Activity ▸ Leaving out every image, restate all the records word for word.

Data provided Start Marker

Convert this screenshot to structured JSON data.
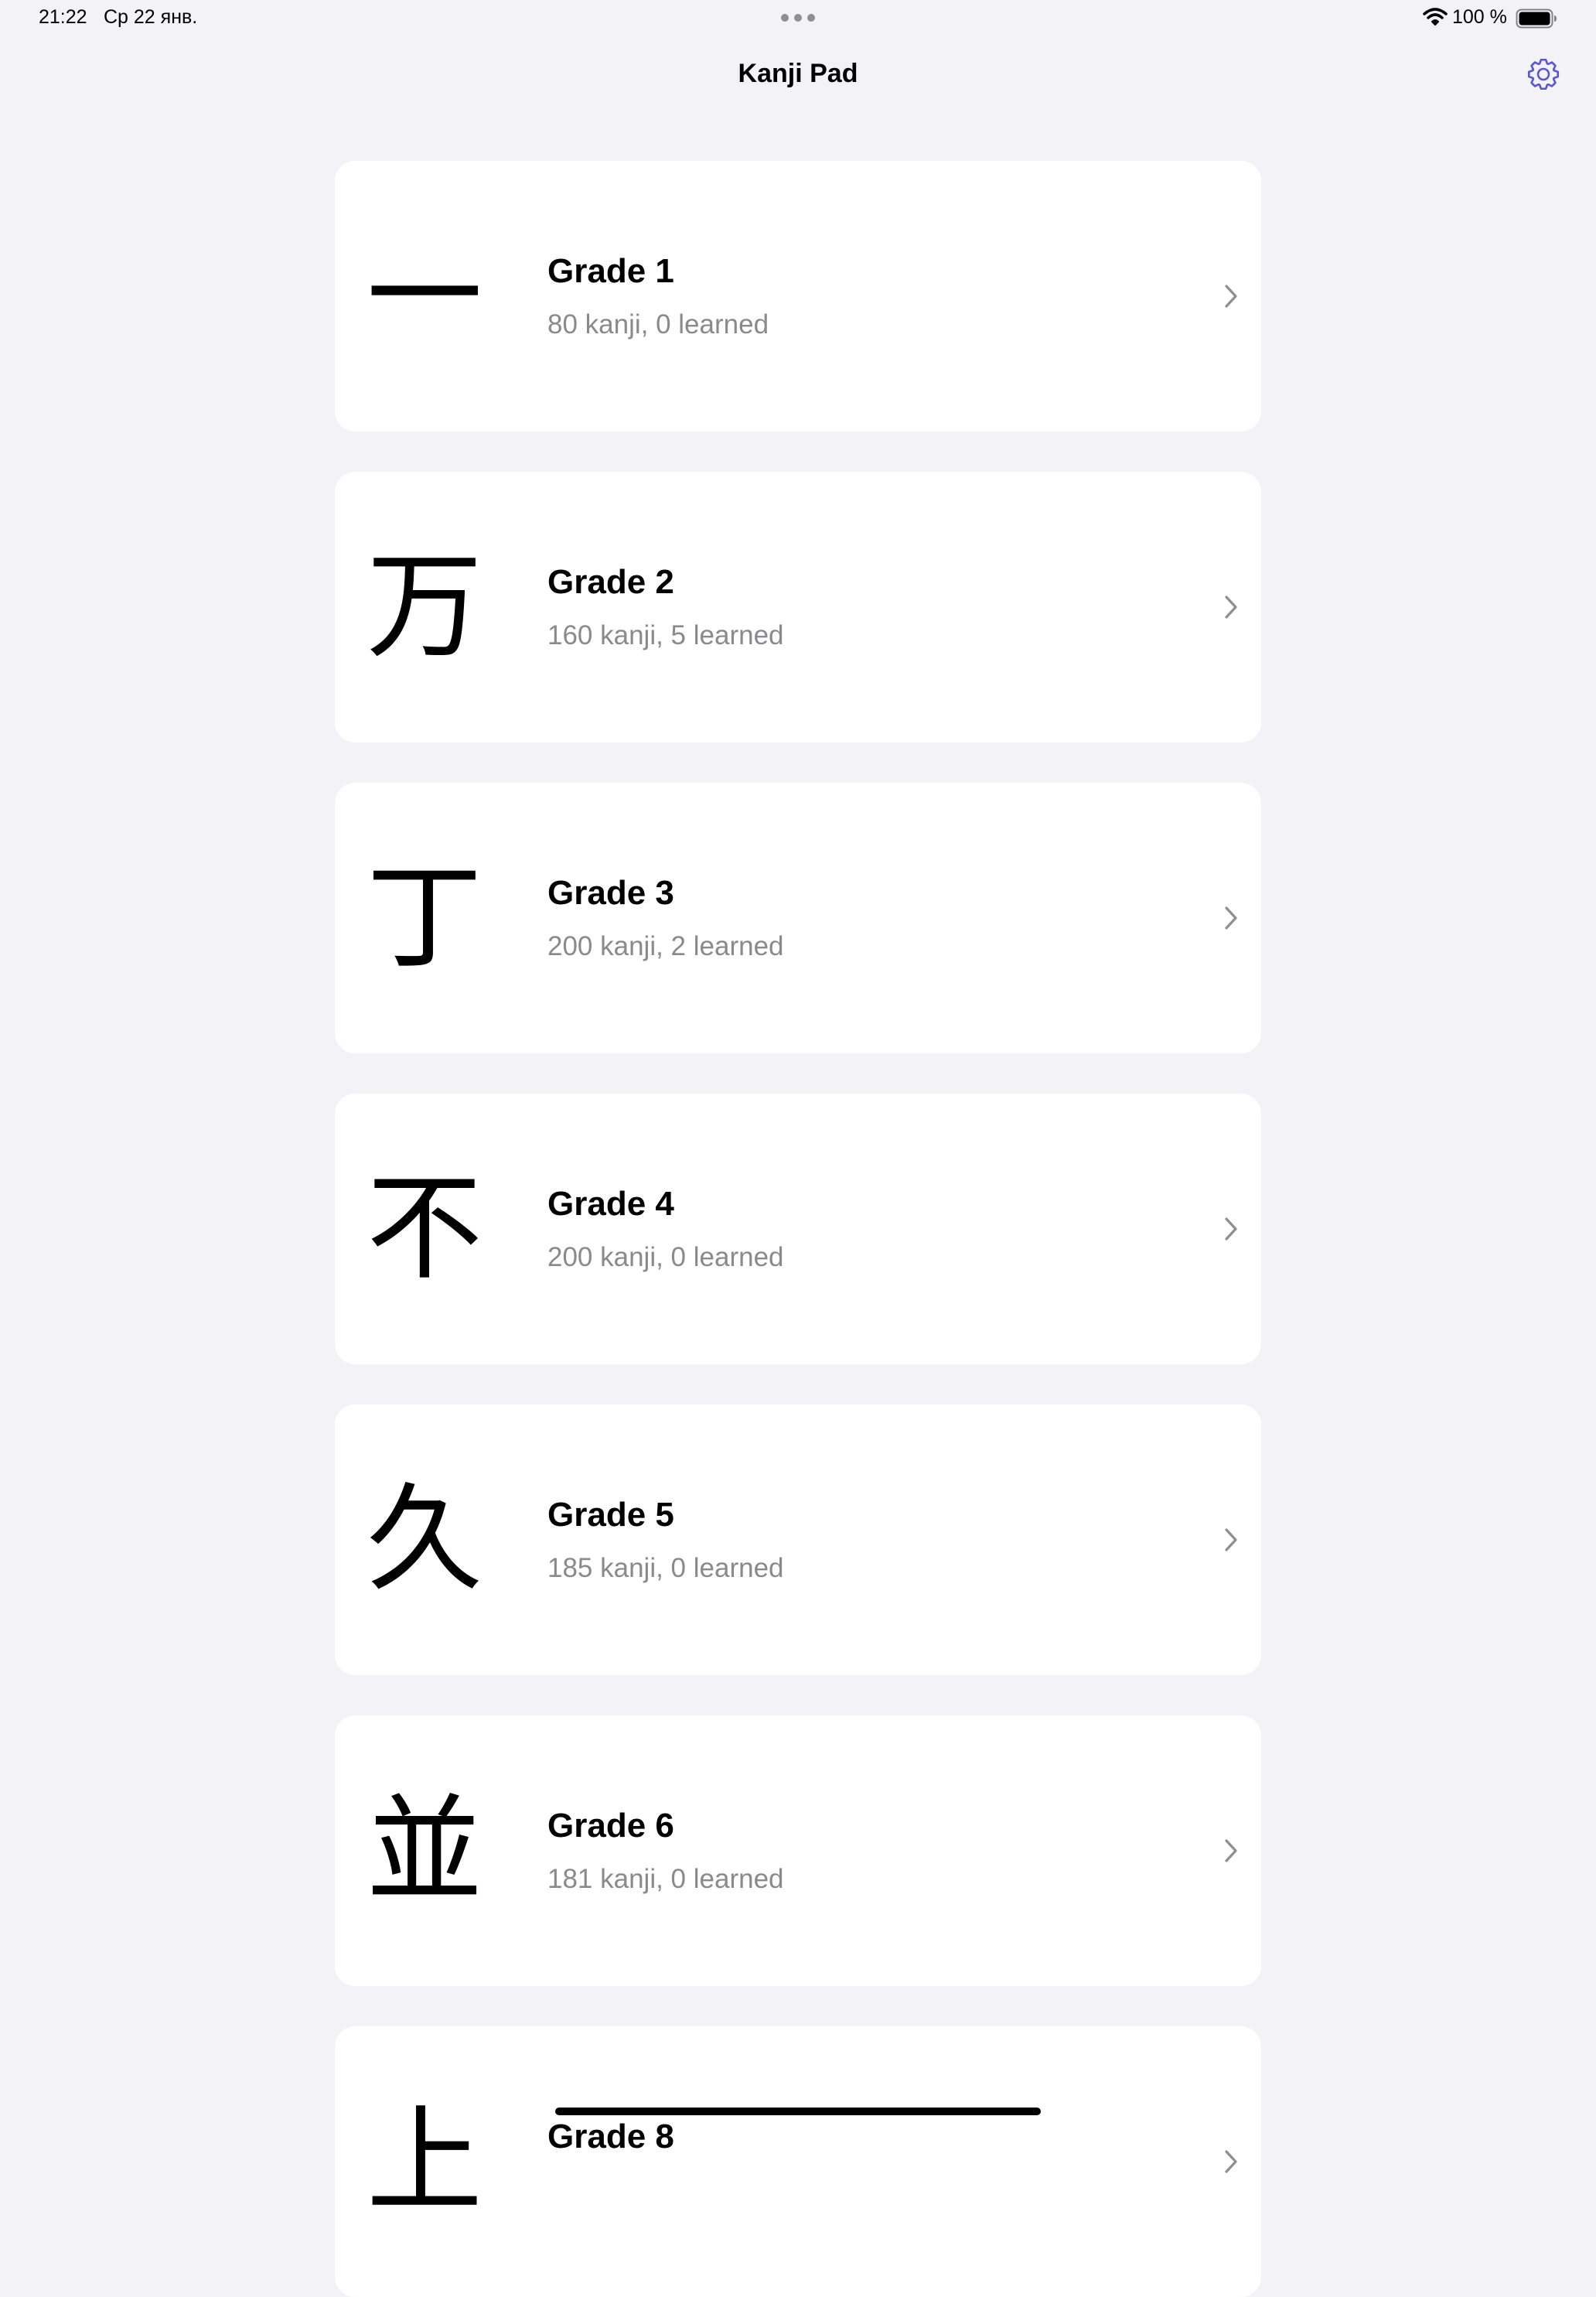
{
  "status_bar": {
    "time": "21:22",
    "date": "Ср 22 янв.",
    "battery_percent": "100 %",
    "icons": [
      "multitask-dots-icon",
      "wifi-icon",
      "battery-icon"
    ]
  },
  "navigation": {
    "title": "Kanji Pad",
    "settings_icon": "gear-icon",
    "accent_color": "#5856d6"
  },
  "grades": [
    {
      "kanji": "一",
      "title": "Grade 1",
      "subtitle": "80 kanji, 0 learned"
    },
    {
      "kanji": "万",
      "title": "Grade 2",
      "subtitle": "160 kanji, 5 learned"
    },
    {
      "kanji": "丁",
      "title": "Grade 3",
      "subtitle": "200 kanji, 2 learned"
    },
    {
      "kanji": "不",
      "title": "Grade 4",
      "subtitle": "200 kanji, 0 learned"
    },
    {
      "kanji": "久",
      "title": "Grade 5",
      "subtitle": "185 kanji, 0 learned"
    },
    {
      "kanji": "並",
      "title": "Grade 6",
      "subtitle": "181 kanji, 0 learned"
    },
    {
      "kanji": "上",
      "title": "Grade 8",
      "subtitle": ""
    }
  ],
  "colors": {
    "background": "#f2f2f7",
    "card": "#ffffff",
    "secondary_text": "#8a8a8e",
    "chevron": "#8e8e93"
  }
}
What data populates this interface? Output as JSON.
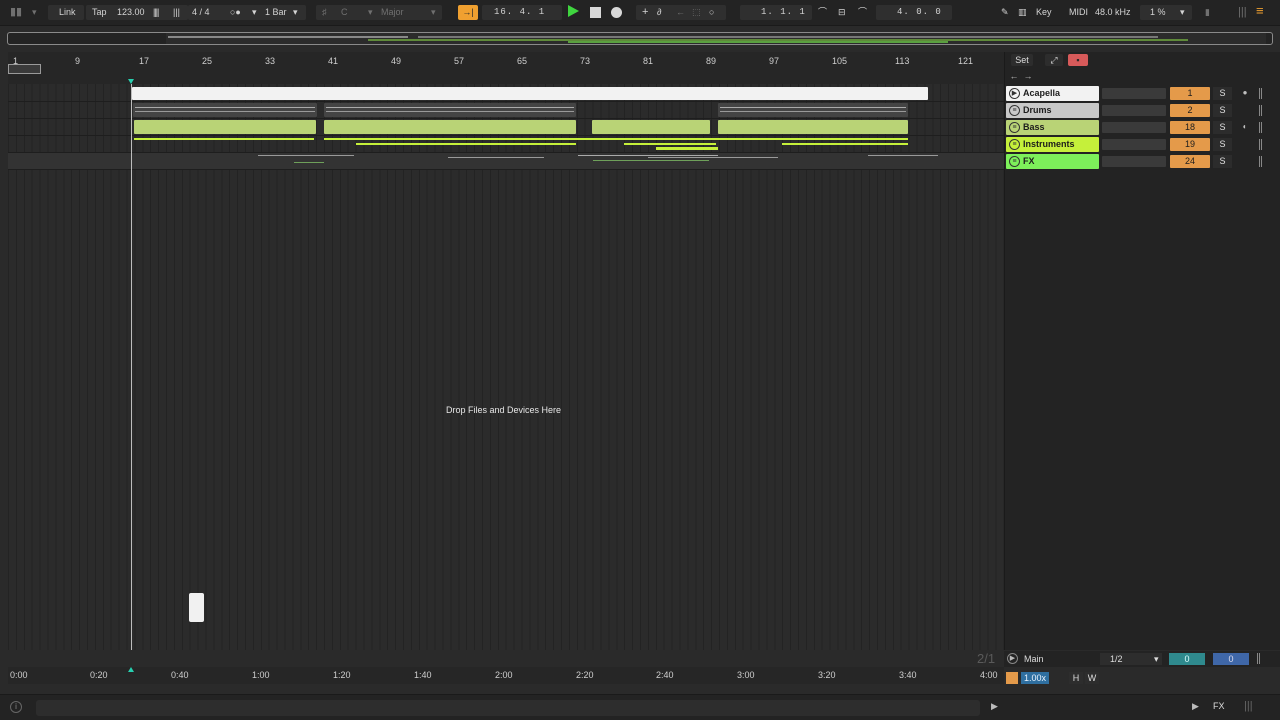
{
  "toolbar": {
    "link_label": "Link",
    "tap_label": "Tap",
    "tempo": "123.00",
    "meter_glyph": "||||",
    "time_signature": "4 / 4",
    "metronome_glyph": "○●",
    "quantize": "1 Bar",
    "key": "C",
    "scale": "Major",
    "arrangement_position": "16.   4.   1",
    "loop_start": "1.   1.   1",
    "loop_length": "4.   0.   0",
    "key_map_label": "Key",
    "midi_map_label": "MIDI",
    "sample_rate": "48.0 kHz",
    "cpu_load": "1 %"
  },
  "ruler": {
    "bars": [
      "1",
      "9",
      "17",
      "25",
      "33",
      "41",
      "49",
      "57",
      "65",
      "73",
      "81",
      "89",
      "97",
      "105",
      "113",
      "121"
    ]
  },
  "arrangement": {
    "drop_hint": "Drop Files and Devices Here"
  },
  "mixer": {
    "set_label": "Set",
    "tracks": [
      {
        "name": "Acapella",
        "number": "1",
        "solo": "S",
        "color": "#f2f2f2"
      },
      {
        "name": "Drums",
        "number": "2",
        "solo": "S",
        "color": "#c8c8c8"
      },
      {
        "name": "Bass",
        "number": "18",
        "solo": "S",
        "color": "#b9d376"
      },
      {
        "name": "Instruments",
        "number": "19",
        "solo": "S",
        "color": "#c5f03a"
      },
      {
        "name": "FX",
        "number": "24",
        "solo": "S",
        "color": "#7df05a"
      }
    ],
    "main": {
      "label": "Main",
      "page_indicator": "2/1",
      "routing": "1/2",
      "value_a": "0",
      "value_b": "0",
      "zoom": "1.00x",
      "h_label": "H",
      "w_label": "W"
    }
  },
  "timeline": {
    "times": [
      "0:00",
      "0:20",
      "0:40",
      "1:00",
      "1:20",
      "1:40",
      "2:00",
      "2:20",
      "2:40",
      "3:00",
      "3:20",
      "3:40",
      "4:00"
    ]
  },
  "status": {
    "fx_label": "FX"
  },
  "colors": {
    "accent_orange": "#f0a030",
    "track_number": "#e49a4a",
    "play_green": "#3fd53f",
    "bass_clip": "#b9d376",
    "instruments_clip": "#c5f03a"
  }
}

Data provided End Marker

Exercise response ▸
Convert this screenshot to structured JSON data.
{
  "status_bar": {
    "time": "21:22",
    "date": "Ср 22 янв.",
    "battery_percent": "100 %",
    "icons": [
      "multitask-dots-icon",
      "wifi-icon",
      "battery-icon"
    ]
  },
  "navigation": {
    "title": "Kanji Pad",
    "settings_icon": "gear-icon",
    "accent_color": "#5856d6"
  },
  "grades": [
    {
      "kanji": "一",
      "title": "Grade 1",
      "subtitle": "80 kanji, 0 learned"
    },
    {
      "kanji": "万",
      "title": "Grade 2",
      "subtitle": "160 kanji, 5 learned"
    },
    {
      "kanji": "丁",
      "title": "Grade 3",
      "subtitle": "200 kanji, 2 learned"
    },
    {
      "kanji": "不",
      "title": "Grade 4",
      "subtitle": "200 kanji, 0 learned"
    },
    {
      "kanji": "久",
      "title": "Grade 5",
      "subtitle": "185 kanji, 0 learned"
    },
    {
      "kanji": "並",
      "title": "Grade 6",
      "subtitle": "181 kanji, 0 learned"
    },
    {
      "kanji": "上",
      "title": "Grade 8",
      "subtitle": ""
    }
  ],
  "colors": {
    "background": "#f2f2f7",
    "card": "#ffffff",
    "secondary_text": "#8a8a8e",
    "chevron": "#8e8e93"
  }
}
What data populates this interface? Output as JSON.
{
  "toolbar": {
    "link_label": "Link",
    "tap_label": "Tap",
    "tempo": "123.00",
    "meter_glyph": "||||",
    "time_signature": "4 / 4",
    "metronome_glyph": "○●",
    "quantize": "1 Bar",
    "key": "C",
    "scale": "Major",
    "arrangement_position": "16.   4.   1",
    "loop_start": "1.   1.   1",
    "loop_length": "4.   0.   0",
    "key_map_label": "Key",
    "midi_map_label": "MIDI",
    "sample_rate": "48.0 kHz",
    "cpu_load": "1 %"
  },
  "ruler": {
    "bars": [
      "1",
      "9",
      "17",
      "25",
      "33",
      "41",
      "49",
      "57",
      "65",
      "73",
      "81",
      "89",
      "97",
      "105",
      "113",
      "121"
    ]
  },
  "arrangement": {
    "drop_hint": "Drop Files and Devices Here"
  },
  "mixer": {
    "set_label": "Set",
    "tracks": [
      {
        "name": "Acapella",
        "number": "1",
        "solo": "S",
        "color": "#f2f2f2"
      },
      {
        "name": "Drums",
        "number": "2",
        "solo": "S",
        "color": "#c8c8c8"
      },
      {
        "name": "Bass",
        "number": "18",
        "solo": "S",
        "color": "#b9d376"
      },
      {
        "name": "Instruments",
        "number": "19",
        "solo": "S",
        "color": "#c5f03a"
      },
      {
        "name": "FX",
        "number": "24",
        "solo": "S",
        "color": "#7df05a"
      }
    ],
    "main": {
      "label": "Main",
      "page_indicator": "2/1",
      "routing": "1/2",
      "value_a": "0",
      "value_b": "0",
      "zoom": "1.00x",
      "h_label": "H",
      "w_label": "W"
    }
  },
  "timeline": {
    "times": [
      "0:00",
      "0:20",
      "0:40",
      "1:00",
      "1:20",
      "1:40",
      "2:00",
      "2:20",
      "2:40",
      "3:00",
      "3:20",
      "3:40",
      "4:00"
    ]
  },
  "status": {
    "fx_label": "FX"
  },
  "colors": {
    "accent_orange": "#f0a030",
    "track_number": "#e49a4a",
    "play_green": "#3fd53f",
    "bass_clip": "#b9d376",
    "instruments_clip": "#c5f03a"
  }
}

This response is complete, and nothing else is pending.